(TASK GOAL): Report every line below that has the string "JSON" in it.

[Component data from apps and pages]
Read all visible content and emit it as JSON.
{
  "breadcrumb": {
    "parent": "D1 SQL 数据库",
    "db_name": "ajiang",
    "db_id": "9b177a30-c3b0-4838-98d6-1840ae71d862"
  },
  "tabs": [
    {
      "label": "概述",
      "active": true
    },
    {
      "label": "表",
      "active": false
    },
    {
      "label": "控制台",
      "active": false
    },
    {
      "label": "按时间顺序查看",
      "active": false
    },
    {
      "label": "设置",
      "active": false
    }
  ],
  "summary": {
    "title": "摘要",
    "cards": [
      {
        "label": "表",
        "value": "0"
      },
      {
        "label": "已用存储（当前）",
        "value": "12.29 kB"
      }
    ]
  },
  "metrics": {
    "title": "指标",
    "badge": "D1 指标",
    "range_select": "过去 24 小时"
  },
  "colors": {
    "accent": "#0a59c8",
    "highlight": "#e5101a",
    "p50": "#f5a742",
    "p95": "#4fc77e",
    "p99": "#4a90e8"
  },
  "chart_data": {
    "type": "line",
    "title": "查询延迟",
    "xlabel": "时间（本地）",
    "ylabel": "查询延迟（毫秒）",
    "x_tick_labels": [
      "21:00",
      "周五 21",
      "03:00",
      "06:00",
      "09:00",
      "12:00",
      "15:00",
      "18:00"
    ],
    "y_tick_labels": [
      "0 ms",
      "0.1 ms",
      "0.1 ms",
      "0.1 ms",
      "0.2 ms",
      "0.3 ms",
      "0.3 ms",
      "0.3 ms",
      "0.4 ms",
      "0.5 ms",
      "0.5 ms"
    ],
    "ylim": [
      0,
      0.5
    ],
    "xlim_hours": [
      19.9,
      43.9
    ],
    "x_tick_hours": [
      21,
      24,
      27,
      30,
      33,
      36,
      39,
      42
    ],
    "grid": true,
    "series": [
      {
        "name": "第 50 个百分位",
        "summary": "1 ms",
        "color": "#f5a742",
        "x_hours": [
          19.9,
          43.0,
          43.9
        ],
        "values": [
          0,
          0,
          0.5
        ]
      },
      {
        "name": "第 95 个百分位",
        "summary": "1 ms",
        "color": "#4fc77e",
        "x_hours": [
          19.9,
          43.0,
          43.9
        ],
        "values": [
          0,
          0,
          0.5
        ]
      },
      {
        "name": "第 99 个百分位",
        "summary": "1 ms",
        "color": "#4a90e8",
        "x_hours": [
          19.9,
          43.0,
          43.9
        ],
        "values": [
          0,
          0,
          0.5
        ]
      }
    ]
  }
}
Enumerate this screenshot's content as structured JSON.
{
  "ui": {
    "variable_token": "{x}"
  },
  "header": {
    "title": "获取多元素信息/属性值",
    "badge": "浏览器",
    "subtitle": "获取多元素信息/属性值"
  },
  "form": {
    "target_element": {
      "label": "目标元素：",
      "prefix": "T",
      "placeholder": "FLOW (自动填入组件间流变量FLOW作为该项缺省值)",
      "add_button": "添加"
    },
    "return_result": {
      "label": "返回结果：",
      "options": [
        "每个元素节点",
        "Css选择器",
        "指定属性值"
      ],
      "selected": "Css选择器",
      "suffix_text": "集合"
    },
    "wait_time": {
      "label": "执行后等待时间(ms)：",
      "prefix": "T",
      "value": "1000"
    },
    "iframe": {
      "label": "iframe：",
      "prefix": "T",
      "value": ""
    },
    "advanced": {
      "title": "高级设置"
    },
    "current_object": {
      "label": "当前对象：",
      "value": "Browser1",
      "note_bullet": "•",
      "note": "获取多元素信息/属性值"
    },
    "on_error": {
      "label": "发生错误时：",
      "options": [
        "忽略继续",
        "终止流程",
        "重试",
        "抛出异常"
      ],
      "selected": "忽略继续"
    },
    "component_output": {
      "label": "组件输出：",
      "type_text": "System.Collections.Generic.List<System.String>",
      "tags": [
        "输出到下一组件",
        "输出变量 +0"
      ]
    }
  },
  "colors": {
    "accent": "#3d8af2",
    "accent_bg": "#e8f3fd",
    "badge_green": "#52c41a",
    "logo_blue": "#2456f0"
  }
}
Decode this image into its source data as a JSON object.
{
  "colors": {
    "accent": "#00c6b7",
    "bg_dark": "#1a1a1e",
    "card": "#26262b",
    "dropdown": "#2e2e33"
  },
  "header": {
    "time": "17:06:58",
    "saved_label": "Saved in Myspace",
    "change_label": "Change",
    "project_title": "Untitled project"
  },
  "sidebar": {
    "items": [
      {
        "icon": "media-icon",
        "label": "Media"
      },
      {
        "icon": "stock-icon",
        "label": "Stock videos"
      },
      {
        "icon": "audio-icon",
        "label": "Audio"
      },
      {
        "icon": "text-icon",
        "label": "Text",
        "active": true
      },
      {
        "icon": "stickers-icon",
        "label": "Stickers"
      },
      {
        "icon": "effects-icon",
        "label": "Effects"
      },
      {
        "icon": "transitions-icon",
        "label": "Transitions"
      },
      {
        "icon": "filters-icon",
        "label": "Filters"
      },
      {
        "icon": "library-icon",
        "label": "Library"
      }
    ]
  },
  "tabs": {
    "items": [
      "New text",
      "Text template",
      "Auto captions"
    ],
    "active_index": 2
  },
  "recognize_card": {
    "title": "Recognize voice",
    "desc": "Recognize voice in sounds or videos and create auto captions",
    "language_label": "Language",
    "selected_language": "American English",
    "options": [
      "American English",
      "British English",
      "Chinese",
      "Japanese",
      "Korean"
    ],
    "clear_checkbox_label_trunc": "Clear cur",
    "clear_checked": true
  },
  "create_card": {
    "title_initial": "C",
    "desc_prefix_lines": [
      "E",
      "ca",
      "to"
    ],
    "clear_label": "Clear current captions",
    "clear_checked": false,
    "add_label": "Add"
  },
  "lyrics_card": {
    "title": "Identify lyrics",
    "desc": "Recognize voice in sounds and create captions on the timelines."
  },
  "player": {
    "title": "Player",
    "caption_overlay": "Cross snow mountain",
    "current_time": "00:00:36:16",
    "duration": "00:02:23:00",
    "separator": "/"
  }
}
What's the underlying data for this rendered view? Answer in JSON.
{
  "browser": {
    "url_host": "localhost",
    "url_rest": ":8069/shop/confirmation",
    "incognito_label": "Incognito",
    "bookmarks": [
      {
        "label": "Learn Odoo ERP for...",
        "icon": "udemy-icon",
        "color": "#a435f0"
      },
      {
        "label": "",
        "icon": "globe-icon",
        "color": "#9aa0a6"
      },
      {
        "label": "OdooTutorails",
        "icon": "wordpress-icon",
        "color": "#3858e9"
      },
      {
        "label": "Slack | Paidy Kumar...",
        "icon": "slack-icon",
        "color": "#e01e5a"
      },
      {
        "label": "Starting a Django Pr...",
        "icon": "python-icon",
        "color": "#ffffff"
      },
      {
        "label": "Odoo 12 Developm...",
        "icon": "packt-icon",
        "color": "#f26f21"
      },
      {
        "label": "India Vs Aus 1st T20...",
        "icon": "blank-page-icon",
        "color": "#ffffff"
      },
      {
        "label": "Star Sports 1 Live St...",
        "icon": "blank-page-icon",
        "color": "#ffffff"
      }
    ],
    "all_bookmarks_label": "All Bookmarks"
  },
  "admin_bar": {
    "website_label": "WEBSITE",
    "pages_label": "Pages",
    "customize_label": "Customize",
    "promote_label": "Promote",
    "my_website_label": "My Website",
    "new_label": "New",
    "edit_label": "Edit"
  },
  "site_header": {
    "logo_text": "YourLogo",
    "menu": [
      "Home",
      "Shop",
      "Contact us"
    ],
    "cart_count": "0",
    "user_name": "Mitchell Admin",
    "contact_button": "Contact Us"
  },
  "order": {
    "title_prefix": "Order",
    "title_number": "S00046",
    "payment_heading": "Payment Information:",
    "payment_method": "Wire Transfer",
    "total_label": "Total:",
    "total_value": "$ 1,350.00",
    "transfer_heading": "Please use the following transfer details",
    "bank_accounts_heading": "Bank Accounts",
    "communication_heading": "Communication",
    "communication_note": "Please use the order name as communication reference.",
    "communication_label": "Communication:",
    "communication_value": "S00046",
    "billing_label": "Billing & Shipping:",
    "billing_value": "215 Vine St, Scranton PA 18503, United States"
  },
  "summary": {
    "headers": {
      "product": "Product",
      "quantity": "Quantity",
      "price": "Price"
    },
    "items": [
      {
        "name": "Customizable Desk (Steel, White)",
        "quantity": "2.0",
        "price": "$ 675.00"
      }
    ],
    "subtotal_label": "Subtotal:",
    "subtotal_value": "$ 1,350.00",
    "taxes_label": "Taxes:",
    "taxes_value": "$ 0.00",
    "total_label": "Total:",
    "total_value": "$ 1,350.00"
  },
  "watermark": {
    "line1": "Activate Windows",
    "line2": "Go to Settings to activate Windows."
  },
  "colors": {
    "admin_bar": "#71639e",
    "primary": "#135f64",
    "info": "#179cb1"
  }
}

(SOLUTION TO THIS EXERCISE):
Read all visible content and emit it as JSON.
Enumerate this screenshot's content as structured JSON.
Decode this image into its source data as a JSON object.
What's the underlying data for this rendered view? Answer in JSON.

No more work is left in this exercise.